The Justice of the Peace has exclusive jurisdiction in all civil matters in which the amount of controversy for property and or damages does not exceed $20,000, INCLUDING attorney fees, but EXCLUDING court costs and interest. Every party to a civil suit has the right to request a jury proceeding. Justices sit in judgment of Small Claim cases, Debt Claim cases, Eviction cases, Repair and Remedy cases involving landlord and tenant matters, possession of property concerning foreclosure of mortgages and enforcement of liens on personal property, and occupational driver’s license hearings.

As Magistrates, Justices of the Peace issue warrants for search and arrest, preside over arraignments, admonish prisoners, and set bonds. They also conduct property hearings, examining trials, handle emergency protective orders and County wide coroner duties for inquests on deaths that occur when not attended by a physician and approve cremation orders. Additionally and one of the more privileged duties carried out by the Justice of the Peace is to officiate over marriage ceremonies.

Plaintiffs and Defendants may represent themselves in any case before the Justice Court. All parties are urged to discuss their case with licensed legal counsel for any legal advice or questions prior to filing any case, answer and or criminal plea with the Court.

The Rules of Judicial Ethics explicitly states that Justices and the Clerks of the Court must be impartial and are prohibited by the rules to offer legal advice or to express any opinions of law. The Justices and Clerks of the Court cannot tell any party how to present their case, hear any part of a case, or discuss the merits of any case unless all parties are present.

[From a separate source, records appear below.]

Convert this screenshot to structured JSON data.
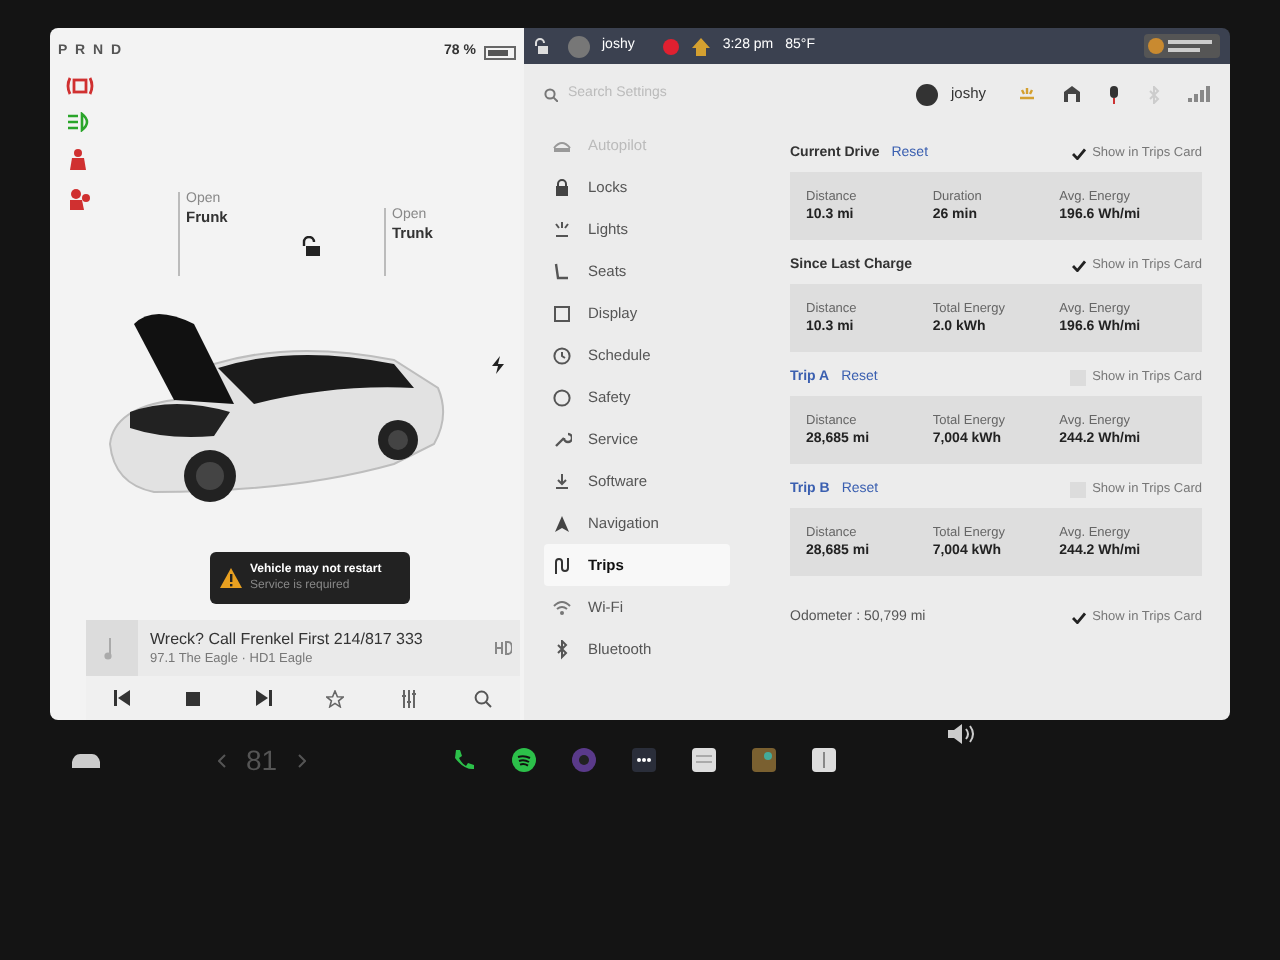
{
  "status": {
    "gear": "P R N D",
    "battery_percent": "78 %"
  },
  "vehicle": {
    "frunk": {
      "action": "Open",
      "label": "Frunk"
    },
    "trunk": {
      "action": "Open",
      "label": "Trunk"
    },
    "locked": false
  },
  "alert": {
    "title": "Vehicle may not restart",
    "message": "Service is required"
  },
  "media": {
    "title": "Wreck? Call Frenkel First 214/817 333",
    "station": "97.1 The Eagle · HD1 Eagle"
  },
  "top_bar": {
    "user": "joshy",
    "time": "3:28 pm",
    "temperature": "85°F"
  },
  "settings": {
    "search": {
      "placeholder": "Search Settings"
    },
    "user": "joshy",
    "menu": [
      {
        "label": "Autopilot",
        "kind": "autopilot",
        "selected": false,
        "disabled": true
      },
      {
        "label": "Locks",
        "kind": "lock",
        "selected": false,
        "disabled": false
      },
      {
        "label": "Lights",
        "kind": "light",
        "selected": false,
        "disabled": false
      },
      {
        "label": "Seats",
        "kind": "seat",
        "selected": false,
        "disabled": false
      },
      {
        "label": "Display",
        "kind": "display",
        "selected": false,
        "disabled": false
      },
      {
        "label": "Schedule",
        "kind": "schedule",
        "selected": false,
        "disabled": false
      },
      {
        "label": "Safety",
        "kind": "safety",
        "selected": false,
        "disabled": false
      },
      {
        "label": "Service",
        "kind": "service",
        "selected": false,
        "disabled": false
      },
      {
        "label": "Software",
        "kind": "software",
        "selected": false,
        "disabled": false
      },
      {
        "label": "Navigation",
        "kind": "navigation",
        "selected": false,
        "disabled": false
      },
      {
        "label": "Trips",
        "kind": "trips",
        "selected": true,
        "disabled": false
      },
      {
        "label": "Wi-Fi",
        "kind": "wifi",
        "selected": false,
        "disabled": false
      },
      {
        "label": "Bluetooth",
        "kind": "bluetooth",
        "selected": false,
        "disabled": false
      }
    ],
    "sections": [
      {
        "title": "Current Drive",
        "reset": "Reset",
        "show_label": "Show in Trips Card",
        "checked": true,
        "stats": [
          {
            "label": "Distance",
            "value": "10.3 mi"
          },
          {
            "label": "Duration",
            "value": "26 min"
          },
          {
            "label": "Avg. Energy",
            "value": "196.6 Wh/mi"
          }
        ]
      },
      {
        "title": "Since Last Charge",
        "show_label": "Show in Trips Card",
        "checked": true,
        "stats": [
          {
            "label": "Distance",
            "value": "10.3 mi"
          },
          {
            "label": "Total Energy",
            "value": "2.0 kWh"
          },
          {
            "label": "Avg. Energy",
            "value": "196.6 Wh/mi"
          }
        ]
      },
      {
        "title": "Trip A",
        "reset": "Reset",
        "show_label": "Show in Trips Card",
        "checked": false,
        "stats": [
          {
            "label": "Distance",
            "value": "28,685 mi"
          },
          {
            "label": "Total Energy",
            "value": "7,004 kWh"
          },
          {
            "label": "Avg. Energy",
            "value": "244.2 Wh/mi"
          }
        ]
      },
      {
        "title": "Trip B",
        "reset": "Reset",
        "show_label": "Show in Trips Card",
        "checked": false,
        "stats": [
          {
            "label": "Distance",
            "value": "28,685 mi"
          },
          {
            "label": "Total Energy",
            "value": "7,004 kWh"
          },
          {
            "label": "Avg. Energy",
            "value": "244.2 Wh/mi"
          }
        ]
      }
    ],
    "odometer": {
      "text": "Odometer : 50,799 mi",
      "show_label": "Show in Trips Card",
      "checked": true
    }
  },
  "taskbar": {
    "temperature": "81"
  }
}
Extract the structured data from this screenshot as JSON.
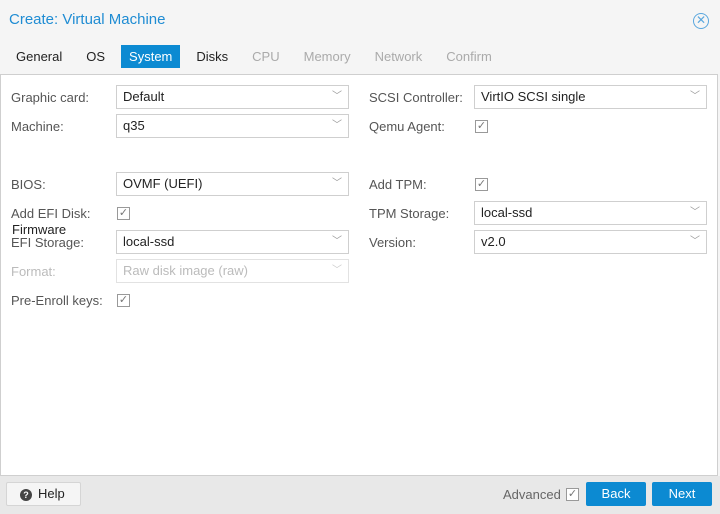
{
  "dialog": {
    "title": "Create: Virtual Machine"
  },
  "tabs": [
    {
      "label": "General"
    },
    {
      "label": "OS"
    },
    {
      "label": "System"
    },
    {
      "label": "Disks"
    },
    {
      "label": "CPU"
    },
    {
      "label": "Memory"
    },
    {
      "label": "Network"
    },
    {
      "label": "Confirm"
    }
  ],
  "form": {
    "graphic_card": {
      "label": "Graphic card:",
      "value": "Default"
    },
    "machine": {
      "label": "Machine:",
      "value": "q35"
    },
    "scsi_controller": {
      "label": "SCSI Controller:",
      "value": "VirtIO SCSI single"
    },
    "qemu_agent": {
      "label": "Qemu Agent:",
      "checked": true
    },
    "firmware_title": "Firmware",
    "bios": {
      "label": "BIOS:",
      "value": "OVMF (UEFI)"
    },
    "add_efi_disk": {
      "label": "Add EFI Disk:",
      "checked": true
    },
    "efi_storage": {
      "label": "EFI Storage:",
      "value": "local-ssd"
    },
    "format": {
      "label": "Format:",
      "value": "Raw disk image (raw)"
    },
    "pre_enroll": {
      "label": "Pre-Enroll keys:",
      "checked": true
    },
    "add_tpm": {
      "label": "Add TPM:",
      "checked": true
    },
    "tpm_storage": {
      "label": "TPM Storage:",
      "value": "local-ssd"
    },
    "version": {
      "label": "Version:",
      "value": "v2.0"
    }
  },
  "footer": {
    "help": "Help",
    "advanced": "Advanced",
    "back": "Back",
    "next": "Next"
  }
}
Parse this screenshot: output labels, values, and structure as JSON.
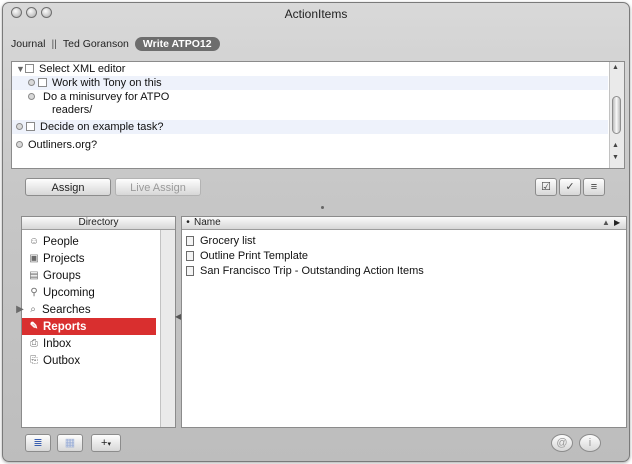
{
  "window": {
    "title": "ActionItems"
  },
  "breadcrumb": {
    "journal": "Journal",
    "separator": "||",
    "person": "Ted Goranson",
    "active": "Write ATPO12"
  },
  "outline": {
    "rows": [
      {
        "text": "Select XML editor"
      },
      {
        "text": "Work with Tony on this"
      },
      {
        "text": "Do a minisurvey for ATPO"
      },
      {
        "text": "readers/"
      },
      {
        "text": "Decide on example task?"
      },
      {
        "text": "Outliners.org?"
      }
    ]
  },
  "toolbar": {
    "assign_label": "Assign",
    "live_assign_label": "Live Assign"
  },
  "directory": {
    "header": "Directory",
    "items": [
      {
        "label": "People",
        "icon": "people-icon"
      },
      {
        "label": "Projects",
        "icon": "projects-icon"
      },
      {
        "label": "Groups",
        "icon": "groups-icon"
      },
      {
        "label": "Upcoming",
        "icon": "upcoming-icon"
      },
      {
        "label": "Searches",
        "icon": "search-icon"
      },
      {
        "label": "Reports",
        "icon": "reports-icon",
        "selected": true
      },
      {
        "label": "Inbox",
        "icon": "inbox-icon"
      },
      {
        "label": "Outbox",
        "icon": "outbox-icon"
      }
    ]
  },
  "files": {
    "column_name": "Name",
    "rows": [
      {
        "name": "Grocery list"
      },
      {
        "name": "Outline Print Template"
      },
      {
        "name": "San Francisco Trip - Outstanding Action Items"
      }
    ]
  },
  "colors": {
    "selection": "#d92f2f",
    "row_alt": "#eef2fb"
  }
}
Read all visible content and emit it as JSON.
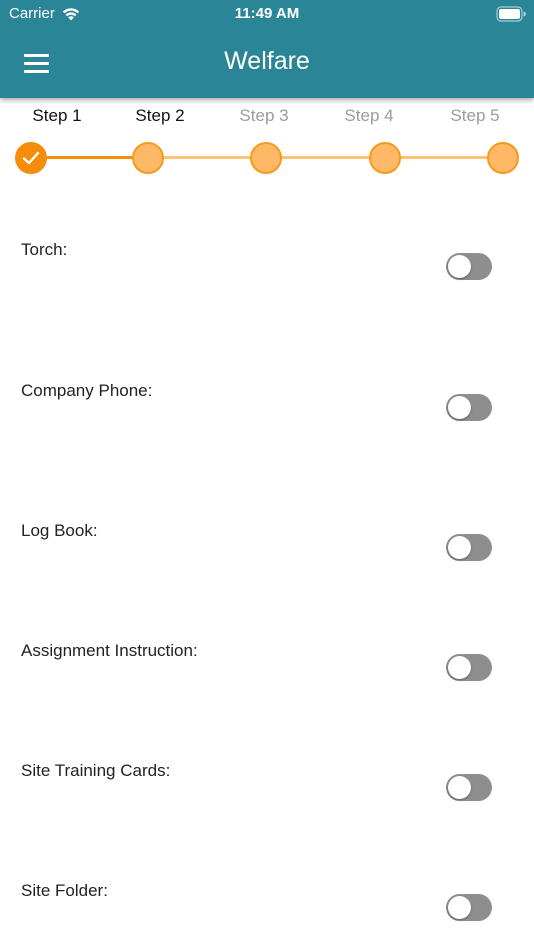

The Justices and Clerks of the Court are accessible at any time during normal business hours and can answer any questions of general nature, regarding procedures of the Court and questions concerning Court Costs and Fines.